Interestingly, the New York Times states the economy sets fastest pace since summer of 2003. Of course the economists warn this won’t last, but we’ve heard that before. The economy’s growth is one area that has given pause even to Bush detractors. Despite predications to the contrary, the economy has chugged along at a steady pace regardless of the devastating calamities of 9/11, the Iraq War and Hurricane Katrina. Blogcritics David Nalle provides more comprehensive detail on the economic upswing here.
Again my point of contention isn’t any one misrepresentation of the truth, but more so the extremely biased nature of a piece being paraded around as a well-researched, fact-laden epitome of veracity.
For a “historian,” Wilenz is ignoring one simple fact: all Presidents are criticized harshly in the short-term.
No one will really know how the policies and performance of George W. Bush will be regarded historically for decades or even centuries to come. It is entirely possible that he will be regarded as a genius, a visionary. Or not.
That’s my point.

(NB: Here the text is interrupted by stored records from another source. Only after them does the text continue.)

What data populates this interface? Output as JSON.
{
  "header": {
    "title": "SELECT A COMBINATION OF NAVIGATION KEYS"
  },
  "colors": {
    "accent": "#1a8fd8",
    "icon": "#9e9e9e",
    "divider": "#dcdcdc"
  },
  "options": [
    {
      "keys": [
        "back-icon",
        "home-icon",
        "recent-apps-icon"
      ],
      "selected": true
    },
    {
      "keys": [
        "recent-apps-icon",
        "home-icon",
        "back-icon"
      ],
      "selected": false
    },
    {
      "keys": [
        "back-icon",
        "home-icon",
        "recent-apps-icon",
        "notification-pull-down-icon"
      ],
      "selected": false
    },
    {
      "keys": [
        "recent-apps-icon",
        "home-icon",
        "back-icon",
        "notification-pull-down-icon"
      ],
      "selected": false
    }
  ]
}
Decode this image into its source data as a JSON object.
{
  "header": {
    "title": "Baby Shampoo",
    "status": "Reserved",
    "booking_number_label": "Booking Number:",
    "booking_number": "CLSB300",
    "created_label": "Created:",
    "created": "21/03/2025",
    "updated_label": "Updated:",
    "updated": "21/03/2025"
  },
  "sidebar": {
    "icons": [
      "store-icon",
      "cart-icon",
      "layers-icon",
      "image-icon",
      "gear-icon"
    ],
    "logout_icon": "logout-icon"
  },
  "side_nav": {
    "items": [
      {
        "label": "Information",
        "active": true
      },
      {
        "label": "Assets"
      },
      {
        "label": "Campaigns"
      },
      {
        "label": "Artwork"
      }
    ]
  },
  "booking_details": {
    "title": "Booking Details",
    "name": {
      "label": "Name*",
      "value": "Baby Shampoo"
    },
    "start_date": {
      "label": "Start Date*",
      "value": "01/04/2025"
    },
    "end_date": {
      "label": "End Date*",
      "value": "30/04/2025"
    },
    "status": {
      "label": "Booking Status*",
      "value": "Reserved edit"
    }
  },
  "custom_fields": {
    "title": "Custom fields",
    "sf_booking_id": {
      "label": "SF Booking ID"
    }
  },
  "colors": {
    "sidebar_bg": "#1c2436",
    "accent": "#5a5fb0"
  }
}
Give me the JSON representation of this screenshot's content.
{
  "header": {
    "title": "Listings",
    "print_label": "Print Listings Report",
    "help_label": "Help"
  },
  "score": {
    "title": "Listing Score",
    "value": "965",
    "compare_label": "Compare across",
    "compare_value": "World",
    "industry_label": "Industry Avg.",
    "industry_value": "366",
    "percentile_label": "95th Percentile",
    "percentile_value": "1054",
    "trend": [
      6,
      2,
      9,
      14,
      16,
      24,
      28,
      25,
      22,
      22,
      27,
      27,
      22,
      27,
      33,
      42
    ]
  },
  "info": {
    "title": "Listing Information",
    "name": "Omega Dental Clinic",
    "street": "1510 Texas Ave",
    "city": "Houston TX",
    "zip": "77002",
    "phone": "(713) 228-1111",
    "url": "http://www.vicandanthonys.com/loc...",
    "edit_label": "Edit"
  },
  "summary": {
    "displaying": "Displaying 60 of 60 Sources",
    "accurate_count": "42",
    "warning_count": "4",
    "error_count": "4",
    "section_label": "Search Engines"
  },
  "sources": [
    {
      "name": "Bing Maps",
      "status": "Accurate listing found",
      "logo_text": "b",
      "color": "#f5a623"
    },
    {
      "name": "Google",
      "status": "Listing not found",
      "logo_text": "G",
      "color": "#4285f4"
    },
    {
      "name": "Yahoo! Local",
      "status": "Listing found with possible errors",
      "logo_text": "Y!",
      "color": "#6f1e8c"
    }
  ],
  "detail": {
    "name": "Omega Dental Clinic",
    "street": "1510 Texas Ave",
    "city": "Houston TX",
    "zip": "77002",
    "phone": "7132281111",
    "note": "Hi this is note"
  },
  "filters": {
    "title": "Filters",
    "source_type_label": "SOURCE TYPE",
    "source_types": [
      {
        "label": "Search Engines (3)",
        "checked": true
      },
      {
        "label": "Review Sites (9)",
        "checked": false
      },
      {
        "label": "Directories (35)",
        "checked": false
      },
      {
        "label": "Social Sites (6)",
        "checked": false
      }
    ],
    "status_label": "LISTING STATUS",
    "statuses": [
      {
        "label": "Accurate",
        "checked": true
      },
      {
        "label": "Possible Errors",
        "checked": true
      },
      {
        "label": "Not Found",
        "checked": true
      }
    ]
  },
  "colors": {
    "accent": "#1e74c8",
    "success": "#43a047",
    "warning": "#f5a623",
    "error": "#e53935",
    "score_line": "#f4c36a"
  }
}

The mainstream media as a whole has done the American psyche a disservice by trying to scare the living shit out of us. And Jann Wenner is the big bully stomping on the obvious bandwagon.
Almost as offensive as the cover story on the president is the “Road Rage” hatchet piece on disgraced and retiring Republican congressman Tom DeLay written by trough-slopping sewer-dweller Matt Taibbi. Of COURSE Tom DeLay is a complete freaking dicknob, but that’s shooting fish in a barrel.
“Delay is a total zero, a loser, 200-odd pounds of the world’s purest pussy repellent… a short guy with a paunch and an asscrack face who spent most of his pre-congressional life cutting rat bait and growing the state of Texas’ silliest set of sideburns. He was ugly outside and in.”
Wow, and people think I am a ruthless bitch.
How does leveling childish insults and sophomoric analogies at a man whose only legacy is being the biggest ballbuster in Washington make me a better informed citizen? It doesn’t. That’s what bloggers are for.
Honestly, I would be the last person to complain about vicious articles attacking political figures, but can we at least spread the love. How come that whackjob from Georgia, Cynthia Mckinney doesn’t get some love? What, aren’t her antics worthy of mocking?
If Jann Wenner and the angry misfits at Rolling Stone really wanted to make an impact and pump the vital blood of truth into the American mind, they would profile the real threats facing us as a global community: dwindling resources, terrorism, viral pandemics and Britney Spears.